West Coast Editor
Memory Pharmaceuticals Corp. said F. Hoffmann La-Roche Ltd. has decided to quit developing on its own a pair of phosphodiesterase-4 inhibitors that were part of an ongoing deal begun several years ago.
Falling $1.32 cents, Memory's stock (NASDAQ:MEMY) closed Friday at $2.72, down 32.7%.
"The important thing is that both companies are sitting down to determine the best way forward with those [compounds]," said Tony Scullion, president and CEO of Montvale, N.J.-based Memory. "Both parties are keen to evaluate the next steps."
The two compounds are MEM 1414 for Alzheimer's disease and MEM 1917 for depression, neither of which has gone past Phase I.
"In a big company, there are many different factors and reasons" to make such decisions as Roche made, said Scullion, previously head of global business development for Glaxo Wellcome plc, of London, now GlaxoSmithKline.
"I won't talk about the specific [licensing] deal," he told BioWorld Today, but noted that the willingness by Basel, Switzerland-based Roche to help figure out what to do with the compounds "reflects the good nature of the collaboration."
Roche and Memory are still working on PDE4 inhibitor backup compounds under the deal that began in 2002, Scullion noted. Roche got a worldwide, exclusive license to any product candidate from Memory's PDE4 inhibitor program. Under an extension of the agreement made last summer, Roche had committed to at least 18 months of funding for Memory's PDE4 research, in the amount of $5.3 million. (See BioWorld Today, July 31, 2002.)
In its 2004 annual report, Memory said that Roche had paid $45.4 million so far in two separate deals that included the two PDE4 compounds and certain nicotinic alpha-7 partial agonists, including MEM 3454 and MEM 63908.
The former compound is at the Phase I stage for schizophrenia and might be useful against Alzheimer's disease. Also for Alzheimer's is MEM 63908, still in preclinical study.
"The first deal we struck with Roche is the PDE4 deal, which is a full program," Scullion explained. "All of that continues, because we extended the initial two-year collaboration for a further two years in the third quarter of last year."
In the third quarter of 2003, the second target collaboration with Roche began - an option agreement involving "a full program of leads and backups based on chemistries against this nicotinic alpha-7 target. The big difference is that we lead development through Phase IIa. In the first deal we did, in 2002, Roche leads from Phase I onward."
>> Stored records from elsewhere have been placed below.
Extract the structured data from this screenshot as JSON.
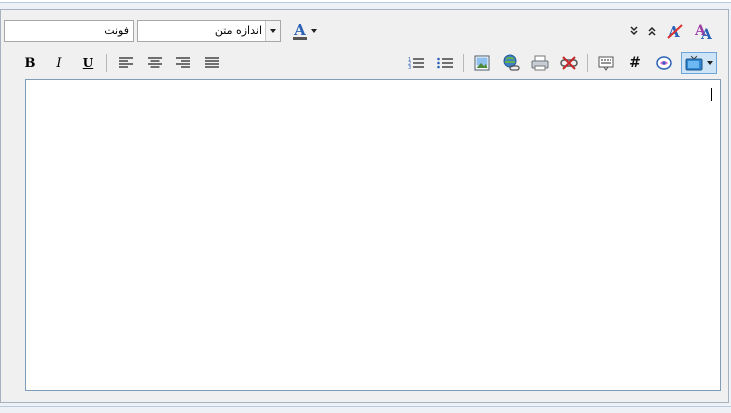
{
  "fonts": {
    "font_select_value": "فونت",
    "size_select_value": "اندازه متن"
  },
  "text_color_letter": "A",
  "icons": {
    "bold": "B",
    "italic": "I",
    "underline": "U",
    "hash": "#"
  },
  "colors": {
    "accent": "#2a62b8",
    "frame": "#a6b2c2",
    "editor_border": "#7f9db9"
  }
}
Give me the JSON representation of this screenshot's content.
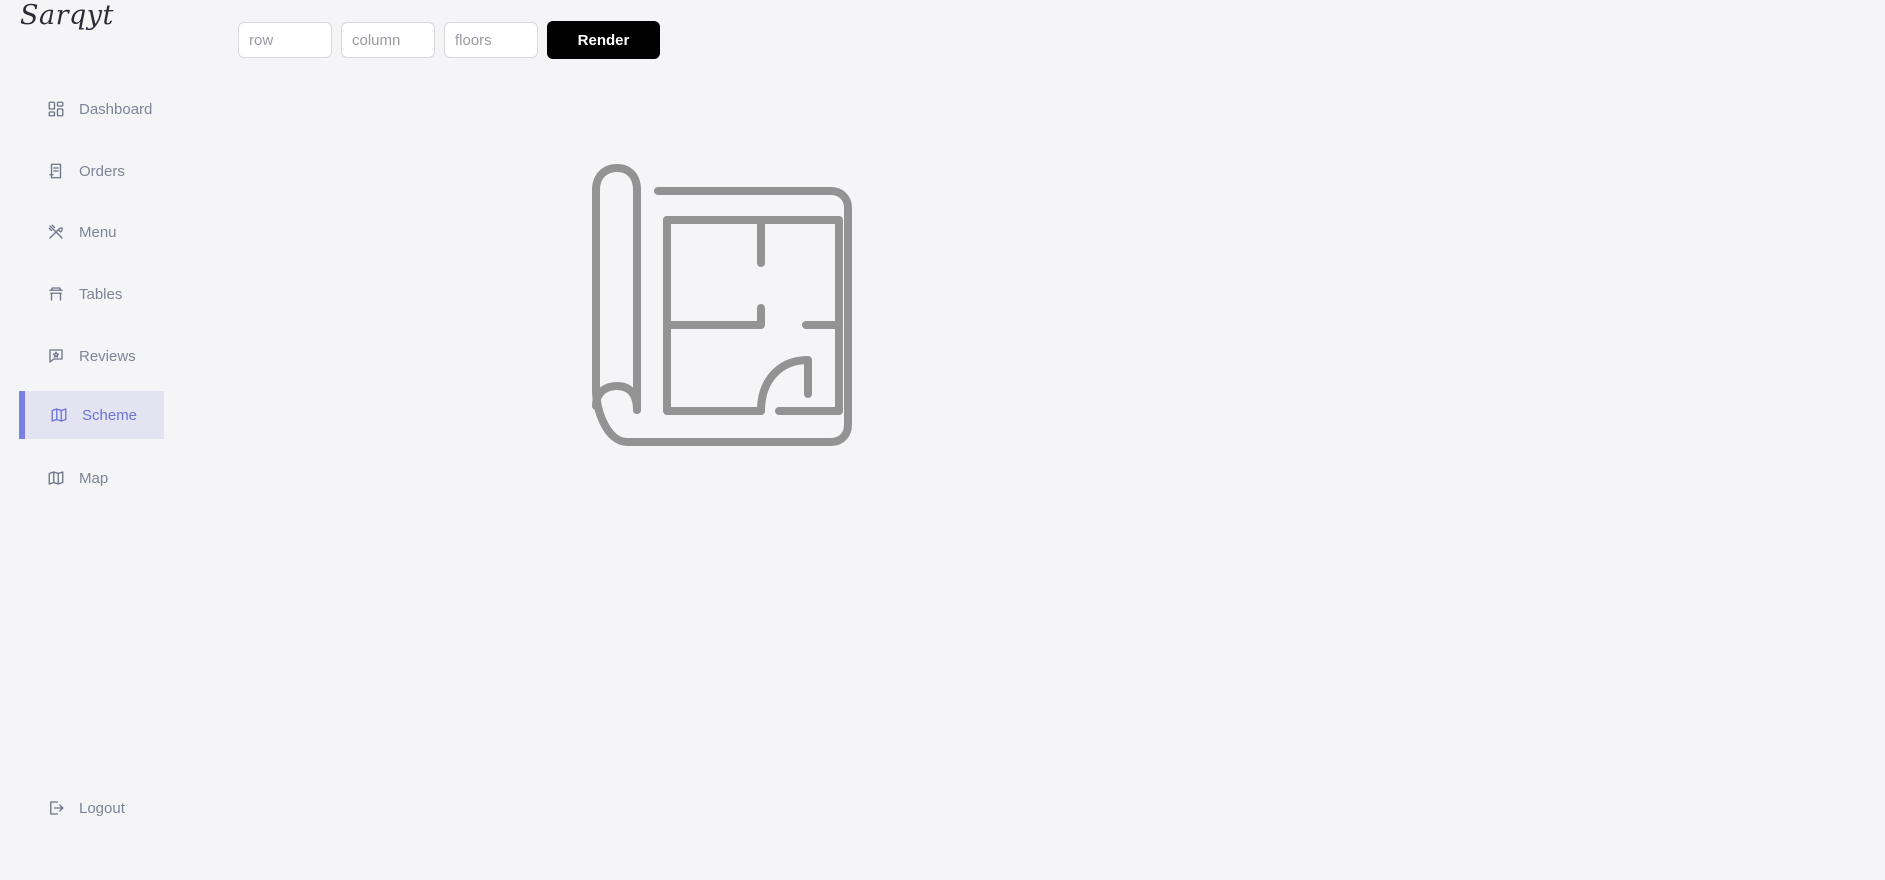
{
  "app": {
    "logo_text": "Sarqyt"
  },
  "sidebar": {
    "items": [
      {
        "label": "Dashboard",
        "icon": "dashboard-icon",
        "active": false
      },
      {
        "label": "Orders",
        "icon": "receipt-icon",
        "active": false
      },
      {
        "label": "Menu",
        "icon": "utensils-icon",
        "active": false
      },
      {
        "label": "Tables",
        "icon": "table-icon",
        "active": false
      },
      {
        "label": "Reviews",
        "icon": "star-message-icon",
        "active": false
      },
      {
        "label": "Scheme",
        "icon": "map-icon",
        "active": true
      },
      {
        "label": "Map",
        "icon": "map-icon",
        "active": false
      }
    ],
    "logout_label": "Logout",
    "active_color": "#6d74d6",
    "active_bg": "#e3e3f2"
  },
  "toolbar": {
    "row_placeholder": "row",
    "row_value": "",
    "column_placeholder": "column",
    "column_value": "",
    "floors_placeholder": "floors",
    "floors_value": "",
    "render_label": "Render"
  },
  "main": {
    "placeholder_icon": "blueprint-icon"
  }
}
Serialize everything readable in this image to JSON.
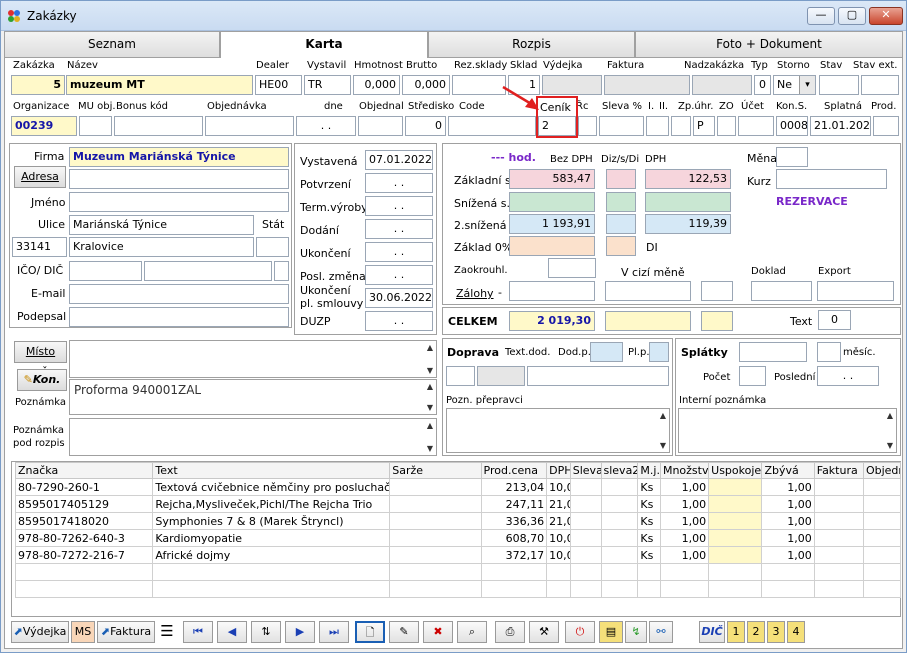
{
  "window": {
    "title": "Zakázky",
    "min": "—",
    "max": "▢",
    "close": "✕"
  },
  "tabs": [
    "Seznam",
    "Karta",
    "Rozpis",
    "Foto + Dokument"
  ],
  "header": {
    "labels": {
      "zakazka": "Zakázka",
      "nazev": "Název",
      "dealer": "Dealer",
      "vystavil": "Vystavil",
      "hmotnost": "Hmotnost",
      "brutto": "Brutto",
      "rezsklady": "Rez.sklady",
      "sklad": "Sklad",
      "vydejka": "Výdejka",
      "faktura": "Faktura",
      "nadzakazka": "Nadzakázka",
      "typ": "Typ",
      "storno": "Storno",
      "stav": "Stav",
      "stavext": "Stav ext."
    },
    "values": {
      "zakazka": "5",
      "nazev": "muzeum MT",
      "dealer": "HE00",
      "vystavil": "TR",
      "hmotnost": "0,000",
      "brutto": "0,000",
      "sklad": "1",
      "typ": "0",
      "storno": "Ne"
    }
  },
  "row2": {
    "labels": {
      "organizace": "Organizace",
      "muobj": "MU obj.",
      "bonus": "Bonus kód",
      "objednavka": "Objednávka",
      "dne": "dne",
      "objednal": "Objednal",
      "stredisko": "Středisko",
      "kod": "Code",
      "cenik": "Ceník",
      "rc": "Řc",
      "sleva": "Sleva %",
      "i": "I.",
      "ii": "II.",
      "zpuhr": "Zp.úhr.",
      "zo": "ZO",
      "ucet": "Účet",
      "kons": "Kon.S.",
      "splatna": "Splatná",
      "prod": "Prod."
    },
    "values": {
      "organizace": "00239",
      "dne": ". .",
      "stredisko": "0",
      "cenik": "2",
      "zpuhr": "P",
      "kons": "0008",
      "splatna": "21.01.2022"
    }
  },
  "firm": {
    "labels": {
      "firma": "Firma",
      "adresa": "Adresa",
      "jmeno": "Jméno",
      "ulice": "Ulice",
      "stat": "Stát",
      "ico": "IČO/ DIČ",
      "email": "E-mail",
      "podepsal": "Podepsal"
    },
    "values": {
      "firma": "Muzeum  Mariánská Týnice",
      "ulice": "Mariánská Týnice",
      "psc": "33141",
      "mesto": "Kralovice"
    }
  },
  "dates": {
    "labels": [
      "Vystavená",
      "Potvrzení",
      "Term.výroby",
      "Dodání",
      "Ukončení",
      "Posl. změna",
      "Ukončení pl. smlouvy",
      "DUZP"
    ],
    "values": [
      "07.01.2022",
      ". .",
      ". .",
      ". .",
      ". .",
      ". .",
      "30.06.2022",
      ". ."
    ]
  },
  "prices": {
    "hod": "--- hod.",
    "bezdph": "Bez DPH",
    "dizsdi": "Diz/s/Di",
    "dph": "DPH",
    "rows": [
      "Základní s.",
      "Snížená s.",
      "2.snížená",
      "Základ 0%"
    ],
    "zakladni": {
      "bez": "583,47",
      "dph": "122,53"
    },
    "snizena2": {
      "bez": "1 193,91",
      "dph": "119,39"
    },
    "di": "DI",
    "zaokrouhl": "Zaokrouhl.",
    "zalohy": "Zálohy",
    "vcizi": "V cizí měně",
    "doklad": "Doklad",
    "export": "Export",
    "mena": "Měna",
    "kurz": "Kurz",
    "rezervace": "REZERVACE",
    "celkem": "CELKEM",
    "celkem_val": "2 019,30",
    "text": "Text",
    "text_val": "0"
  },
  "doprava": {
    "doprava": "Doprava",
    "textdod": "Text.dod.",
    "dodp": "Dod.p.",
    "plp": "Pl.p.",
    "splatky": "Splátky",
    "mesic": "měsíc.",
    "pocet": "Počet",
    "posledni": "Poslední",
    "posledni_val": ". .",
    "pozn": "Pozn. přepravci",
    "interni": "Interní poznámka"
  },
  "left_lower": {
    "misto": "Místo urč.",
    "kon": "Kon.",
    "poznamka": "Poznámka",
    "poznamka_rozpis": "Poznámka pod rozpis",
    "proforma": "Proforma 940001ZAL"
  },
  "grid": {
    "columns": [
      "Značka",
      "Text",
      "Sarže",
      "Prod.cena",
      "DPH",
      "Sleva",
      "sleva2",
      "M.j.",
      "Množství",
      "Uspokojeno",
      "Zbývá",
      "Faktura",
      "Objedn"
    ],
    "rows": [
      [
        "80-7290-260-1",
        "Textová cvičebnice němčiny pro posluchače Pe",
        "",
        "213,04",
        "10,0",
        "",
        "",
        "Ks",
        "1,00",
        "",
        "1,00",
        "",
        ""
      ],
      [
        "8595017405129",
        "Rejcha,Mysliveček,Pichl/The Rejcha Trio",
        "",
        "247,11",
        "21,0",
        "",
        "",
        "Ks",
        "1,00",
        "",
        "1,00",
        "",
        ""
      ],
      [
        "8595017418020",
        "Symphonies 7 & 8 (Marek Štryncl)",
        "",
        "336,36",
        "21,0",
        "",
        "",
        "Ks",
        "1,00",
        "",
        "1,00",
        "",
        ""
      ],
      [
        "978-80-7262-640-3",
        "Kardiomyopatie",
        "",
        "608,70",
        "10,0",
        "",
        "",
        "Ks",
        "1,00",
        "",
        "1,00",
        "",
        ""
      ],
      [
        "978-80-7272-216-7",
        "Africké dojmy",
        "",
        "372,17",
        "10,0",
        "",
        "",
        "Ks",
        "1,00",
        "",
        "1,00",
        "",
        ""
      ]
    ]
  },
  "toolbar": {
    "vydejka": "Výdejka",
    "ms": "MS",
    "faktura": "Faktura",
    "dic": "DIČ"
  },
  "colors": {
    "accent": "#1515a8",
    "highlight": "#e02020",
    "yellow": "#fff9c9",
    "rezervace": "#7a28c9"
  }
}
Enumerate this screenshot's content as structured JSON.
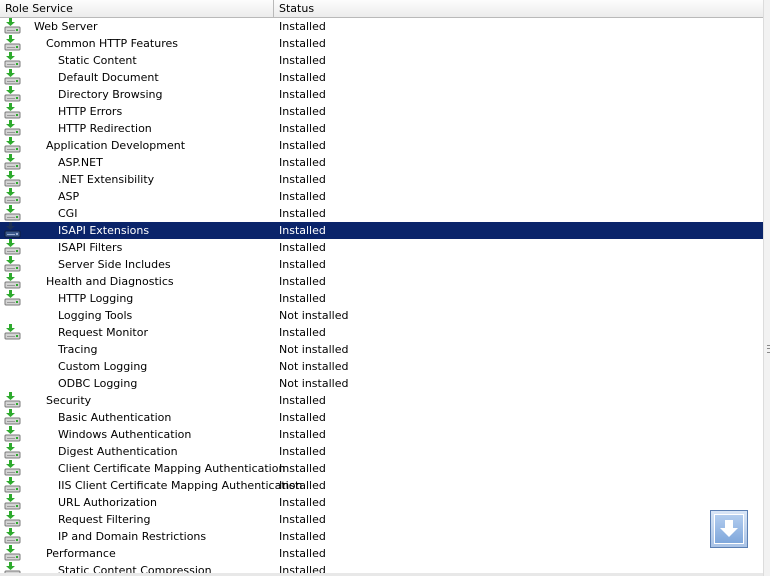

In the second program, while Roche has an option for worldwide rights to further develop and commercialize products, Memory got co-promotion rights. (See BioWorld Today, Sept. 19, 2003.)
Also in development by Memory and unpartnered is MEM 1003, a neuronal L-type calcium channel modulator for Alzheimer's disease. The firm is conducting a safety and tolerability study under an investigational new drug application, with results to be used in the design of a Phase IIa trial, expected to start in the first half of this year.
Memory is exploring a collaboration for MEM 1003, which also might be tested against vascular dementia and mild cognitive impairment, and for its PDE10A inhibitor program.
The PDE10A enzyme, present at high levels in neurons in areas of the brain closely associated with disorders such as schizophrenia, Parkinson's disease and obsessive-compulsive disorder, degrades the intracellular signaling molecules cAMP and cGMP.
Memory has identified two chemical series of compounds that have proven effective in the selective inhibition of PDE10A, with activity in several animal models of schizophrenia. The search for drug candidates is under way.
Meanwhile, Memory said in the annual report that existing cash and cash equivalents, and marketable securities - about $41.1 million - together with payments for research and development services to be made by Roche under the 2002 and 2003 deals, should be sufficient to fund operations through the first quarter of next year.
"None of those financials has changed," Scullion said.